__TASK STATEMENT__.
For every line of the records below that holds "title", add one. Give only the final total.

++++ PROVIDED DATA

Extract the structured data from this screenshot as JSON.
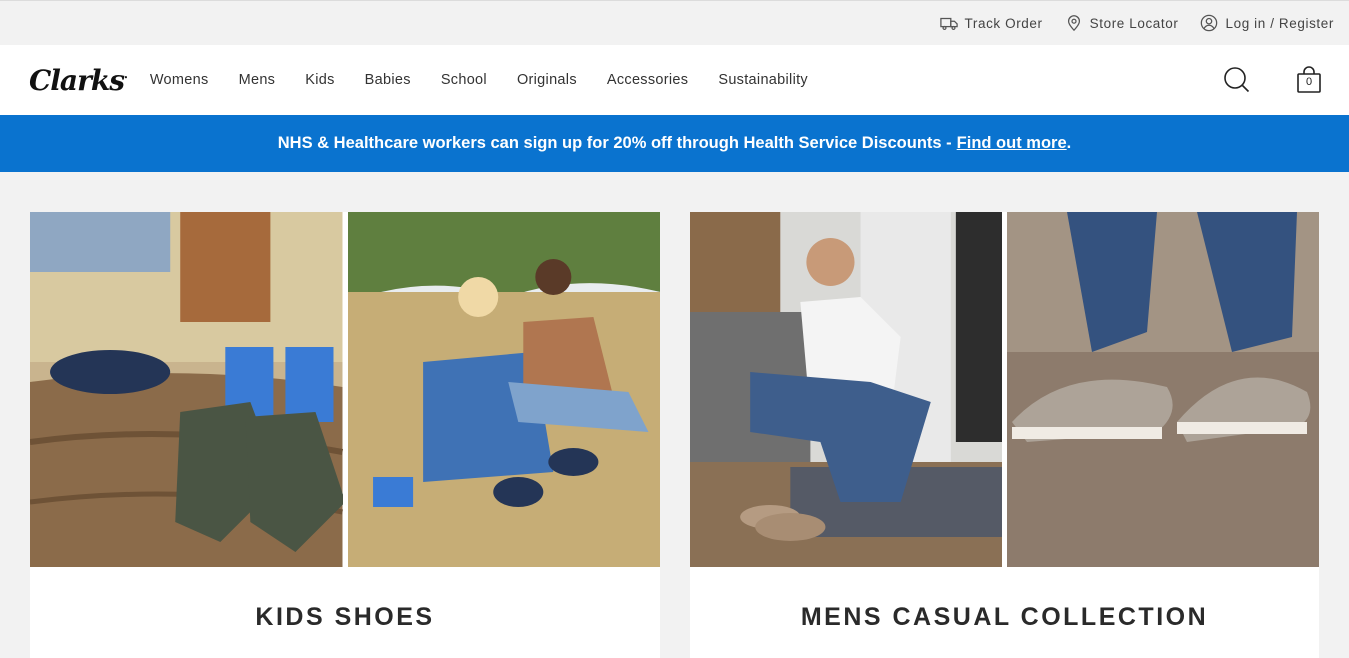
{
  "utility": {
    "track_order": "Track Order",
    "store_locator": "Store Locator",
    "login": "Log in / Register"
  },
  "brand": {
    "logo": "Clarks"
  },
  "nav": {
    "items": [
      "Womens",
      "Mens",
      "Kids",
      "Babies",
      "School",
      "Originals",
      "Accessories",
      "Sustainability"
    ],
    "bag_count": "0"
  },
  "promo": {
    "text": "NHS & Healthcare workers can sign up for 20% off through Health Service Discounts -",
    "link": "Find out more",
    "suffix": "."
  },
  "cards": [
    {
      "title": "KIDS SHOES"
    },
    {
      "title": "MENS CASUAL COLLECTION"
    }
  ],
  "colors": {
    "promo_blue": "#0a73cf",
    "page_bg": "#f2f2f2"
  },
  "icons": [
    "truck-icon",
    "pin-icon",
    "user-icon",
    "search-icon",
    "bag-icon"
  ]
}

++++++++

__EXERCISE OUTPUT__.
2